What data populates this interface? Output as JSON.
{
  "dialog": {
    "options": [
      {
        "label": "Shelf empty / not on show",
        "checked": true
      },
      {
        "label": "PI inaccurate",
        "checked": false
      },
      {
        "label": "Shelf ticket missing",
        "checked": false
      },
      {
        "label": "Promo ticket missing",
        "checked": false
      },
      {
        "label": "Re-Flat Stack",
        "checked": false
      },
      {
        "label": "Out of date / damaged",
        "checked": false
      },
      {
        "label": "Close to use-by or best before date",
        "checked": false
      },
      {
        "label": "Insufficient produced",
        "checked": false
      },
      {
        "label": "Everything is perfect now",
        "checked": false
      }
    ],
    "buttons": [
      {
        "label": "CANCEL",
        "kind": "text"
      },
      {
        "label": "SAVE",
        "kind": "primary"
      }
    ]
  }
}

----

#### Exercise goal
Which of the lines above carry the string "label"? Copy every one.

#### Response to the task
        "label": "Shelf empty / not on show",
        "label": "PI inaccurate",
        "label": "Shelf ticket missing",
        "label": "Promo ticket missing",
        "label": "Re-Flat Stack",
        "label": "Out of date / damaged",
        "label": "Close to use-by or best before date",
        "label": "Insufficient produced",
        "label": "Everything is perfect now",
        "label": "CANCEL",
        "label": "SAVE",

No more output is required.